Peals is William Cashion and Bruce Willen, two bass players for some of Baltimore’s most revered bands (Future Islands and Double Dagger respectively) known for their passionate and energetic live performances. With Peals, the duo creates intimate ambient music based in improvisation, flipping the bombast of their other groups on its head in pursuit of a more subdued muse. Seltzer is a special limited edition cassette release that captures the duo at their most raw and experimental. Side A features a recording of a live performance inside the clock room of Baltimore's Bromo Seltzer Tower, a collaborative installation with multimedia artist Zoe Friedman. The b-side collages some of the duo’s improvised home recordings into a seamless mixtape-esque composition, drifting through Peals' earliest rehearsals to their most recent sessions.

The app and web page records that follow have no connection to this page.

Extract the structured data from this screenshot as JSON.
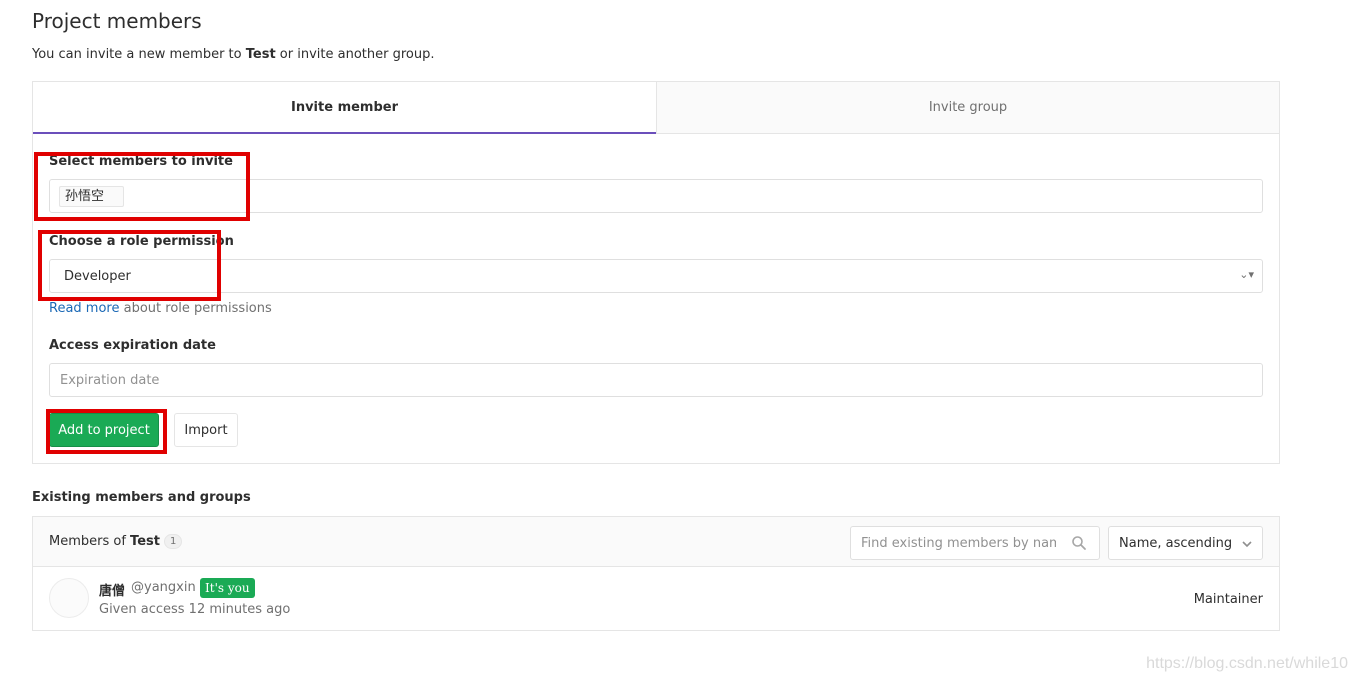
{
  "page": {
    "title": "Project members",
    "subtitle_pre": "You can invite a new member to ",
    "subtitle_project": "Test",
    "subtitle_post": " or invite another group."
  },
  "tabs": [
    {
      "label": "Invite member",
      "active": true
    },
    {
      "label": "Invite group",
      "active": false
    }
  ],
  "invite_form": {
    "members_label": "Select members to invite",
    "selected_member": "孙悟空",
    "role_label": "Choose a role permission",
    "role_value": "Developer",
    "read_more_link": "Read more",
    "read_more_suffix": " about role permissions",
    "expiration_label": "Access expiration date",
    "expiration_placeholder": "Expiration date",
    "add_button": "Add to project",
    "import_button": "Import"
  },
  "existing": {
    "heading": "Existing members and groups",
    "members_of": "Members of ",
    "project_name": "Test",
    "count": "1",
    "search_placeholder": "Find existing members by name",
    "sort_label": "Name, ascending",
    "members": [
      {
        "name": "唐僧",
        "username": "@yangxin",
        "badge": "It's you",
        "access": "Given access 12 minutes ago",
        "role": "Maintainer"
      }
    ]
  },
  "watermark": "https://blog.csdn.net/while10",
  "colors": {
    "accent_tab": "#6b4fbb",
    "success": "#1aaa55",
    "highlight": "#e00000",
    "link": "#1b69b6"
  },
  "icons": {
    "search": "search-icon",
    "chevron": "chevron-down-icon"
  }
}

Seltzer will be released as a cassette tape (limited to 400), as well as a numbered laser cut print by Friedman that includes a digital download.
William and Bruce talk about the experience of performing in the clock room:
“We first visited the clock room on a cold winter night. In the stillness above the city, the darkened space took on the hush of a post-industrial church. We all found ourselves talking in low voices as if out of respect for some giant clockmaker. Unexpectedly, a series of loud pops and bangs broke the quiet, causing the three of us to jump—the large bank of elevator controls had sprung to life as someone called the elevator from one of the lower floors. We realized that the random whirring of the equipment and loud sparking noises were going to be inescapable elements in the room during the performance. Rather than mask the noises of the machinery, we decided to incorporate its sounds into our performance. Attaching a contact mic to the elevator controller, we captured and amplified the random clicks and pops of the machinery, adding to the layer of ambient sounds reverberating through the space.
Our performance included compositions created specifically to accompany Zoe’s projections as well as two adaptations of pieces from our Walking Field album. Because the clock motor hummed in the key of G, we tried to write pieces that would fit harmoniously with this tone. Noises from the elevator controller appear at unexpected-yet-oddly-appropriate times. Shortly before the last movement, you can hear a distant siren echoing from the streets below. This recording documents the first of two performances and was the first time that we had performed these pieces in a live setting.”
Tiptoes in the Parlor